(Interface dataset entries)
>>>
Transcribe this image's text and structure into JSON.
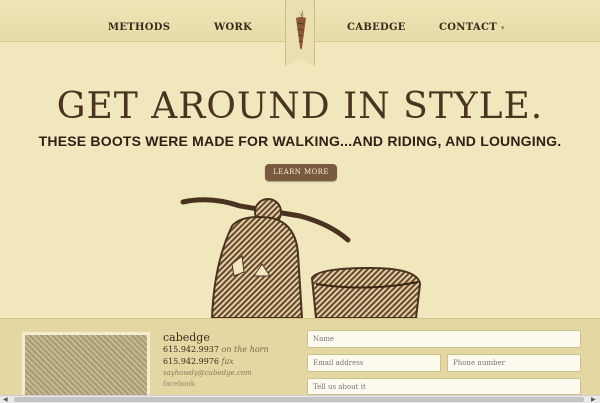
{
  "nav": {
    "items": [
      {
        "label": "METHODS"
      },
      {
        "label": "WORK"
      },
      {
        "label": "CABEDGE"
      },
      {
        "label": "CONTACT"
      }
    ],
    "contact_chevron": "▾",
    "emblem_icon": "carrot-icon"
  },
  "hero": {
    "title": "GET AROUND IN STYLE.",
    "subtitle": "THESE BOOTS WERE MADE FOR WALKING...AND RIDING, AND LOUNGING.",
    "button_label": "LEARN MORE",
    "image_icon": "scooter-illustration"
  },
  "contact": {
    "name": "cabedge",
    "phone": "615.942.9937",
    "phone_note": "on the horn",
    "fax": "615.942.9976",
    "fax_note": "fax",
    "email": "sayhowdy@cabedge.com",
    "social": "facebook"
  },
  "form": {
    "name_placeholder": "Name",
    "email_placeholder": "Email address",
    "phone_placeholder": "Phone number",
    "message_placeholder": "Tell us about it"
  },
  "colors": {
    "background": "#f1e7bd",
    "button": "#7a5a3e",
    "text": "#3a2a1c"
  }
}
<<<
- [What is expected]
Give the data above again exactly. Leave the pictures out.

- [Exercise result]
Transcribe this image's text and structure into JSON.
{
  "nav": {
    "items": [
      {
        "label": "METHODS"
      },
      {
        "label": "WORK"
      },
      {
        "label": "CABEDGE"
      },
      {
        "label": "CONTACT"
      }
    ],
    "contact_chevron": "▾",
    "emblem_icon": "carrot-icon"
  },
  "hero": {
    "title": "GET AROUND IN STYLE.",
    "subtitle": "THESE BOOTS WERE MADE FOR WALKING...AND RIDING, AND LOUNGING.",
    "button_label": "LEARN MORE",
    "image_icon": "scooter-illustration"
  },
  "contact": {
    "name": "cabedge",
    "phone": "615.942.9937",
    "phone_note": "on the horn",
    "fax": "615.942.9976",
    "fax_note": "fax",
    "email": "sayhowdy@cabedge.com",
    "social": "facebook"
  },
  "form": {
    "name_placeholder": "Name",
    "email_placeholder": "Email address",
    "phone_placeholder": "Phone number",
    "message_placeholder": "Tell us about it"
  },
  "colors": {
    "background": "#f1e7bd",
    "button": "#7a5a3e",
    "text": "#3a2a1c"
  }
}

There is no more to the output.